Pull every line with "sveglia" from the data below and copy it.

—————

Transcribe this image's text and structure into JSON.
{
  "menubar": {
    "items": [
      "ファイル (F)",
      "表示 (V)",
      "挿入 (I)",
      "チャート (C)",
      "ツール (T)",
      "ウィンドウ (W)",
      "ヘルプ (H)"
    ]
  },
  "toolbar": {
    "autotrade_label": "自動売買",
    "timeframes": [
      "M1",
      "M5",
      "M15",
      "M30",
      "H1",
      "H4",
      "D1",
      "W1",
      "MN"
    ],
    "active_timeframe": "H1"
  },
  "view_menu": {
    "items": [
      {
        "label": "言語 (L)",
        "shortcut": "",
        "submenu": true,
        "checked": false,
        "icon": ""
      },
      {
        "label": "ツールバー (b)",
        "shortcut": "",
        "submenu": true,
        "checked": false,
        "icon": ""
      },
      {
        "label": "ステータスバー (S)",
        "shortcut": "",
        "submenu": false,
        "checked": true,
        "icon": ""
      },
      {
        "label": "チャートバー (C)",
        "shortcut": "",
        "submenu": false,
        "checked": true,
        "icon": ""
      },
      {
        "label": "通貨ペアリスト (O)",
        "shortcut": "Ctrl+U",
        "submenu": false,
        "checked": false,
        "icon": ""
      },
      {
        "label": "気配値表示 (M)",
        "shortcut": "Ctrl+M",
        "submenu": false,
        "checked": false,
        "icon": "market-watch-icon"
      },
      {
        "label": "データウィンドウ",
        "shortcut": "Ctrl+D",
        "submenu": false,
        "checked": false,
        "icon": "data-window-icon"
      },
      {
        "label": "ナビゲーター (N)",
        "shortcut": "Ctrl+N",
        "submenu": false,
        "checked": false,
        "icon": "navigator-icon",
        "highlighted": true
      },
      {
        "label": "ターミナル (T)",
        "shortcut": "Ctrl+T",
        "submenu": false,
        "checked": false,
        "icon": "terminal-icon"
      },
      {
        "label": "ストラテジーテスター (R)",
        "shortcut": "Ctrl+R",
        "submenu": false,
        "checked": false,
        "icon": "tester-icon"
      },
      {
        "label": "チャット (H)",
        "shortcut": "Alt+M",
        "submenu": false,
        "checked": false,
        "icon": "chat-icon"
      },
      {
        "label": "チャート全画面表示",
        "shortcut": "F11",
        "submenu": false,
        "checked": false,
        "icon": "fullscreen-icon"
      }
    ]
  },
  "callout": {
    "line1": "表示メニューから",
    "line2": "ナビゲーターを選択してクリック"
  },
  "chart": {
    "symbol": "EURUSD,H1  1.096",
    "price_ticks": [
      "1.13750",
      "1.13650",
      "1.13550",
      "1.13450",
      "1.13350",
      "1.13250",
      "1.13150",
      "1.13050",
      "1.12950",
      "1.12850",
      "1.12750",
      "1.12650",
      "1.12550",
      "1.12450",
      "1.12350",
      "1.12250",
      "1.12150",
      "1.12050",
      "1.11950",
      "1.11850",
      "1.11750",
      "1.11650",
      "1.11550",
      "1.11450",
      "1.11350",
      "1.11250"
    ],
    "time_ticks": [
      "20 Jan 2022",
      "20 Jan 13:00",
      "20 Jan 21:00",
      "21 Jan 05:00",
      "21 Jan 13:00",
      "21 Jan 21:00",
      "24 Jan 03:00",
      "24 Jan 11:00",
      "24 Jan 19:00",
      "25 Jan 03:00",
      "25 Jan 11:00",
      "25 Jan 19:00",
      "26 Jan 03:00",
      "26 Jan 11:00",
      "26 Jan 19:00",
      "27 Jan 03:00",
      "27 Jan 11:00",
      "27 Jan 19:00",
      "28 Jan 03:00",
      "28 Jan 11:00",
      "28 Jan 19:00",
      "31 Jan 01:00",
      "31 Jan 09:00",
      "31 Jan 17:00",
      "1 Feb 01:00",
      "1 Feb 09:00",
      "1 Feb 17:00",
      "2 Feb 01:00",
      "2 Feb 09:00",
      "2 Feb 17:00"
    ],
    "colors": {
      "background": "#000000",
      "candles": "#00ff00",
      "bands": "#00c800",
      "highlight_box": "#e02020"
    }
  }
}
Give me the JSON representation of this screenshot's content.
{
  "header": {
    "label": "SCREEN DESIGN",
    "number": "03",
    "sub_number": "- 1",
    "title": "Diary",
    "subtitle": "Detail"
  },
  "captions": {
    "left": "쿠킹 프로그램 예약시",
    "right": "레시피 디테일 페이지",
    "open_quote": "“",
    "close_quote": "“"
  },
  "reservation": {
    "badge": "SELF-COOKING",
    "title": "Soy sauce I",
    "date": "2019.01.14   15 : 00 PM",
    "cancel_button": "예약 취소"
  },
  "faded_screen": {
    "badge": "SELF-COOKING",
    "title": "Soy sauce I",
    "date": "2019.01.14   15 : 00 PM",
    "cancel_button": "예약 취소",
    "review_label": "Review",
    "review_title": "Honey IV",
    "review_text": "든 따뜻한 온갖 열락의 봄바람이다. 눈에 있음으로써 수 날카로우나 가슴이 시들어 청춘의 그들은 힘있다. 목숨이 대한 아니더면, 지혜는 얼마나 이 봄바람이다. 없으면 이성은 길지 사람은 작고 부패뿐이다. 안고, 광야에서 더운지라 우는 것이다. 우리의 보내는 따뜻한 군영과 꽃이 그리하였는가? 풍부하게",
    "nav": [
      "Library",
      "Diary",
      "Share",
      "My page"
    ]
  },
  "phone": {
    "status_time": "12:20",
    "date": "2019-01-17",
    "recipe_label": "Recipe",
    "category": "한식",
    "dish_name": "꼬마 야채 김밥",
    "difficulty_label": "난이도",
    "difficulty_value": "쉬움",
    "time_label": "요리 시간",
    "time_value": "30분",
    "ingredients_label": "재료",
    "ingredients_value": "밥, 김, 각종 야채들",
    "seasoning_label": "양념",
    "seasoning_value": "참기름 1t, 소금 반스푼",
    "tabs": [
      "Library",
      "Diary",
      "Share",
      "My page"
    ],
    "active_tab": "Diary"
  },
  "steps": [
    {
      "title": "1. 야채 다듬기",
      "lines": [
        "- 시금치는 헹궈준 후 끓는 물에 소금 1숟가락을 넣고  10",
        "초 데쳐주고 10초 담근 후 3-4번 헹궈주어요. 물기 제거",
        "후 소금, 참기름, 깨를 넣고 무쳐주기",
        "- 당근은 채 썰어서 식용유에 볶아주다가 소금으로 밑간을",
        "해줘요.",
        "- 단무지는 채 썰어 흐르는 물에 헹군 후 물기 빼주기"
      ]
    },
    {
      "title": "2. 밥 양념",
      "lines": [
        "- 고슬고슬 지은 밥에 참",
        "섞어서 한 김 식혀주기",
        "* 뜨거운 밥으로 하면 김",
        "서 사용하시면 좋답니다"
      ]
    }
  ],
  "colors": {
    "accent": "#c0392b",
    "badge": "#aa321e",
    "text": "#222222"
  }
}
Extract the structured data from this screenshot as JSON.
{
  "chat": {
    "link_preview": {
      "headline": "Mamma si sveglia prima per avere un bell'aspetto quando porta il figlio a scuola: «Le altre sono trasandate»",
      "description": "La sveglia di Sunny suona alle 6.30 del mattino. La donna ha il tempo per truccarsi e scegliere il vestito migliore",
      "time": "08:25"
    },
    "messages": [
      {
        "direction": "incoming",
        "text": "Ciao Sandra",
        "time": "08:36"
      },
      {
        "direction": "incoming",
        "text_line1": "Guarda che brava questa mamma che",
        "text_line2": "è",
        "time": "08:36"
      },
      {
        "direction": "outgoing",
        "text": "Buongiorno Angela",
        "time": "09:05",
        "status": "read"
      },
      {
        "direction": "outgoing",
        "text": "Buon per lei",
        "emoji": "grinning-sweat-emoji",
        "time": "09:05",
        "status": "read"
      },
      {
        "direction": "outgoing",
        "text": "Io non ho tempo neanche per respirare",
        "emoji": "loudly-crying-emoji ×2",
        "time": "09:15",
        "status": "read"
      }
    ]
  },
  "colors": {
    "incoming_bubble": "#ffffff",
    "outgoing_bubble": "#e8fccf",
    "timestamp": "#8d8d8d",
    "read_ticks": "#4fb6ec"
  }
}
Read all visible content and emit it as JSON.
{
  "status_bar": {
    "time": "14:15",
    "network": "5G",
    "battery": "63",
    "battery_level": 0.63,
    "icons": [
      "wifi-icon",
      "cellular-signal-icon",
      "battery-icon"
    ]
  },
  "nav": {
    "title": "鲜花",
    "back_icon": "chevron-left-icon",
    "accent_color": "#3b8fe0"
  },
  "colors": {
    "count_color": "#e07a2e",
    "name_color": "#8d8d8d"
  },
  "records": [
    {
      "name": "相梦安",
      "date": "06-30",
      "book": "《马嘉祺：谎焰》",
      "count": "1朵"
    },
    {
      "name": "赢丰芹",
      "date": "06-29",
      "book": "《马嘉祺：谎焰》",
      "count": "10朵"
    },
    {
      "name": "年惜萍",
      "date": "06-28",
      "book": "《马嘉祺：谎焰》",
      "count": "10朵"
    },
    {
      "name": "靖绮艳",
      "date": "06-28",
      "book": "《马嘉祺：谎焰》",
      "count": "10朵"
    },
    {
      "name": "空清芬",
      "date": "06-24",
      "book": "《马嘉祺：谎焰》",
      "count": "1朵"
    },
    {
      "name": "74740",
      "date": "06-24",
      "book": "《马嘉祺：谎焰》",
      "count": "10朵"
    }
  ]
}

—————

== Task result ==
      "headline": "Mamma si sveglia prima per avere un bell'aspetto quando porta il figlio a scuola: «Le altre sono trasandate»",
      "description": "La sveglia di Sunny suona alle 6.30 del mattino. La donna ha il tempo per truccarsi e scegliere il vestito migliore",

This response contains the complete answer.